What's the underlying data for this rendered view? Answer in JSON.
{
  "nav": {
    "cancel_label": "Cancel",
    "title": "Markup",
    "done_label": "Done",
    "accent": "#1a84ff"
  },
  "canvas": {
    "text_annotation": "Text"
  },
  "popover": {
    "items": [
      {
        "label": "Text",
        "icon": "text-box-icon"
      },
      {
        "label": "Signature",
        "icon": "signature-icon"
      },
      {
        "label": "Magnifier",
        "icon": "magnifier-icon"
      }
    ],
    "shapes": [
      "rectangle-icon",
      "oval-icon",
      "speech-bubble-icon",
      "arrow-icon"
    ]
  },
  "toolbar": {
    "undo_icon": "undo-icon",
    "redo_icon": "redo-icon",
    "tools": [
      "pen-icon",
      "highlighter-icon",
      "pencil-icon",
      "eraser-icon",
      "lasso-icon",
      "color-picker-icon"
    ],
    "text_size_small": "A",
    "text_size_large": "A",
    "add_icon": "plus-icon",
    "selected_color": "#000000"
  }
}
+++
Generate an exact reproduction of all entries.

What's the underlying data for this rendered view? Answer in JSON.
{
  "nav": {
    "cancel_label": "Cancel",
    "title": "Markup",
    "done_label": "Done",
    "accent": "#1a84ff"
  },
  "canvas": {
    "text_annotation": "Text"
  },
  "popover": {
    "items": [
      {
        "label": "Text",
        "icon": "text-box-icon"
      },
      {
        "label": "Signature",
        "icon": "signature-icon"
      },
      {
        "label": "Magnifier",
        "icon": "magnifier-icon"
      }
    ],
    "shapes": [
      "rectangle-icon",
      "oval-icon",
      "speech-bubble-icon",
      "arrow-icon"
    ]
  },
  "toolbar": {
    "undo_icon": "undo-icon",
    "redo_icon": "redo-icon",
    "tools": [
      "pen-icon",
      "highlighter-icon",
      "pencil-icon",
      "eraser-icon",
      "lasso-icon",
      "color-picker-icon"
    ],
    "text_size_small": "A",
    "text_size_large": "A",
    "add_icon": "plus-icon",
    "selected_color": "#000000"
  }
}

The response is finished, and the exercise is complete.